b.Zwickau,Germany 8 June 1810
d.Edenich,Germany 29 July 1856
Robert Schumann was born the son of a bookseller and publisher. From his father's library, the young Schumann fell in love
with literature and at one point was even considering a career as a poet. However, he showed immense interest and ability
for the piano too, he was able to improvise "sketches" depicting his friends, on the instrument. We are to see the
young man combining his two loves in his eventual career as a composer, writing music that always contain strong literary
It is puzzling why Schumann took up law in University (probably to please his mother). But it
is no surprise that he neglected his studies and spent all his time on music. Eventually, he gave in to his heart and began
serious piano study in 1830 with Friedrich Wieck, the most prominent teacher then, with the intention of becoming a piano
virtuoso. Unfortunately for him (and luckily for us), a finger ailment forced him to give up his initial intent, but enabled
him to concentrate on composition. In the 1830s, his compositions were mainly for the piano, amongst them the very popular
Kinderszenen "Scenes from Childhood". At the same time, Schumann fell in love with the pretty and innocent Clara,
daughter of his teacher, who was a virtuoso pianist and a composer in her own right. The elder Wieck however severely opposed
the union (probably because of Schumann's family history of mental problems) and Schumann had to take him to court to legalize
the marriage (the only instance where Schumann's legal knowledge came in handy!).
The year of their marriage
(1840) was a happy year for Schumann, and his creative and melodic powers were at their height. From that year came an outpouring
of lieder (the German song), many of which describes the joy of love. In the ensuing years, Schumann turned to other genres,
writing orchestral, chamber and choral music. He also obtained a teaching post in the newly-founded Leipzig Conservatory.

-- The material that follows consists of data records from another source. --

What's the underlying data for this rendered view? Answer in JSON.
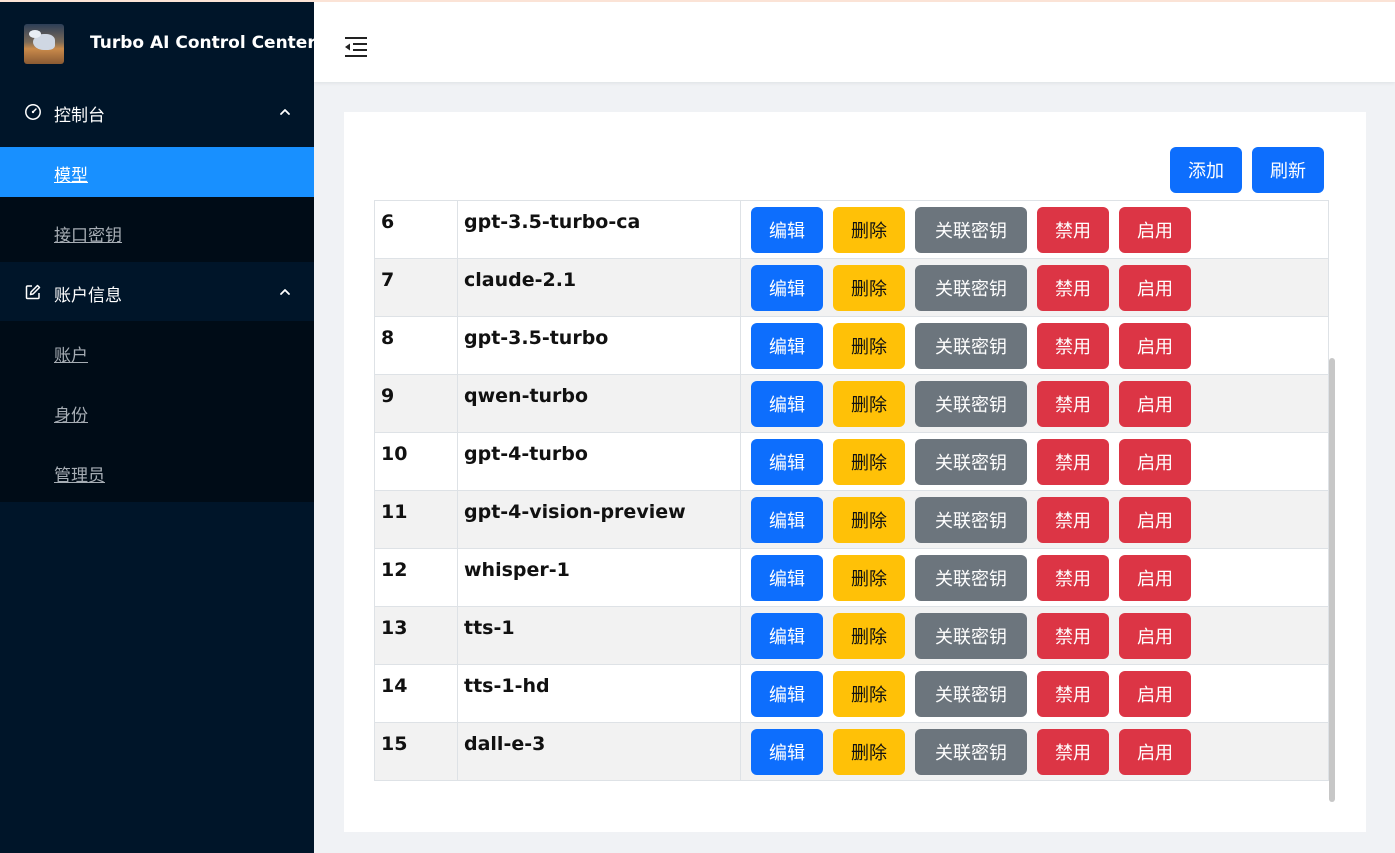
{
  "app": {
    "title": "Turbo AI Control Center",
    "logo": "turbo-horse-logo"
  },
  "sidebar": {
    "groups": [
      {
        "label": "控制台",
        "icon": "dashboard-icon",
        "expanded": true,
        "items": [
          {
            "label": "模型",
            "active": true
          },
          {
            "label": "接口密钥",
            "active": false
          }
        ]
      },
      {
        "label": "账户信息",
        "icon": "edit-icon",
        "expanded": true,
        "items": [
          {
            "label": "账户",
            "active": false
          },
          {
            "label": "身份",
            "active": false
          },
          {
            "label": "管理员",
            "active": false
          }
        ]
      }
    ]
  },
  "header": {
    "fold_icon": "menu-fold-icon"
  },
  "toolbar": {
    "add_label": "添加",
    "refresh_label": "刷新"
  },
  "actions": {
    "edit": "编辑",
    "delete": "删除",
    "bind_key": "关联密钥",
    "disable": "禁用",
    "enable": "启用"
  },
  "models": [
    {
      "id": "6",
      "name": "gpt-3.5-turbo-ca"
    },
    {
      "id": "7",
      "name": "claude-2.1"
    },
    {
      "id": "8",
      "name": "gpt-3.5-turbo"
    },
    {
      "id": "9",
      "name": "qwen-turbo"
    },
    {
      "id": "10",
      "name": "gpt-4-turbo"
    },
    {
      "id": "11",
      "name": "gpt-4-vision-preview"
    },
    {
      "id": "12",
      "name": "whisper-1"
    },
    {
      "id": "13",
      "name": "tts-1"
    },
    {
      "id": "14",
      "name": "tts-1-hd"
    },
    {
      "id": "15",
      "name": "dall-e-3"
    }
  ],
  "colors": {
    "sidebar_bg": "#001529",
    "active_item": "#1890ff",
    "primary": "#0d6efd",
    "warning": "#ffc107",
    "secondary": "#6c757d",
    "danger": "#dc3545"
  }
}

All seemed well for the Schumanns, Robert was a successful composer and Clara was winning the world as a pianist. However,
tragedy was soon to struck.
Schumann, ever the sensitive man, already had suffered bouts of depression in
the late 1830s. Although he seemed to have recovered then, the mental discomforts returned in the mid 1840s, hampering his
creativity. In 1850, he took up a conducting post in Dusseldorf but was ill-suited to the responsibilities, being unable to
excercise authority on the orchestra. From then on, his health and spirits failed rapidly. He suffered hallucinations and
in 1854, he threw himself into the Rhine river but was rescued by fishermen. At his own request, he was put up in an asylum
in Edenich where he died an insane man in 1856.
Schumann was one of the most important composer of German
romanticism. His literary bent was realized in his often descriptive music, where he came up with fanciful titles for his
compositions. Forms meant little to him, melodic spontaneity and exuberence was everything. His piano music are the staple
of every pianist today and his songs could be ranked side by side Schubert's. Although his orchestral music is often critisized
for the thick scoring and lack of fluency, the spontaneity of his writing never fails to win over the audience. In his time,
he contributed to the musical circle through his perceptive and witty writings in the local music journal. He also encouraged
and helped launched the careers of many young composers such as William Sterndale Bennett and especially, Johannes Brahms.
In our time, we will never fail to be delighted by the youthfulness and refreshing quality of his many lovely compositions.